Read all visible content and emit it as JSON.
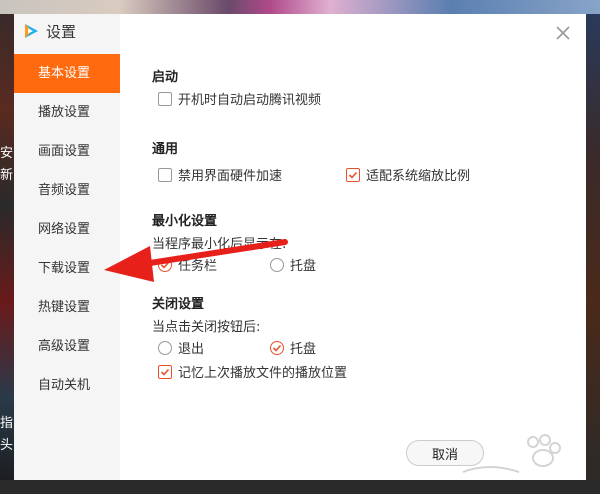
{
  "background": {
    "edge_texts": [
      "安",
      "新",
      "指",
      "头"
    ]
  },
  "dialog": {
    "title": "设置",
    "logo_icon": "tencent-video-logo-icon",
    "close_icon": "close-icon",
    "nav": [
      {
        "label": "基本设置",
        "active": true
      },
      {
        "label": "播放设置",
        "active": false
      },
      {
        "label": "画面设置",
        "active": false
      },
      {
        "label": "音频设置",
        "active": false
      },
      {
        "label": "网络设置",
        "active": false
      },
      {
        "label": "下载设置",
        "active": false
      },
      {
        "label": "热键设置",
        "active": false
      },
      {
        "label": "高级设置",
        "active": false
      },
      {
        "label": "自动关机",
        "active": false
      }
    ],
    "sections": {
      "startup": {
        "title": "启动",
        "auto_start": {
          "label": "开机时自动启动腾讯视频",
          "checked": false
        }
      },
      "general": {
        "title": "通用",
        "disable_hw": {
          "label": "禁用界面硬件加速",
          "checked": false
        },
        "system_scale": {
          "label": "适配系统缩放比例",
          "checked": true
        }
      },
      "minimize": {
        "title": "最小化设置",
        "prompt": "当程序最小化后显示在:",
        "opt_taskbar": {
          "label": "任务栏",
          "checked": true
        },
        "opt_tray": {
          "label": "托盘",
          "checked": false
        }
      },
      "close": {
        "title": "关闭设置",
        "prompt": "当点击关闭按钮后:",
        "opt_exit": {
          "label": "退出",
          "checked": false
        },
        "opt_tray": {
          "label": "托盘",
          "checked": true
        },
        "remember_position": {
          "label": "记忆上次播放文件的播放位置",
          "checked": true
        }
      }
    },
    "cancel_label": "取消"
  },
  "colors": {
    "accent": "#ff6a0e",
    "check": "#e8522b",
    "arrow": "#e8201a"
  }
}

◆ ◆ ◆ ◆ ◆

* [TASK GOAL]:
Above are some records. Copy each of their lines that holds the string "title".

* [RESPONSE AREA]:
    "title": "设置",
        "title": "启动",
        "title": "通用",
        "title": "最小化设置",
        "title": "关闭设置",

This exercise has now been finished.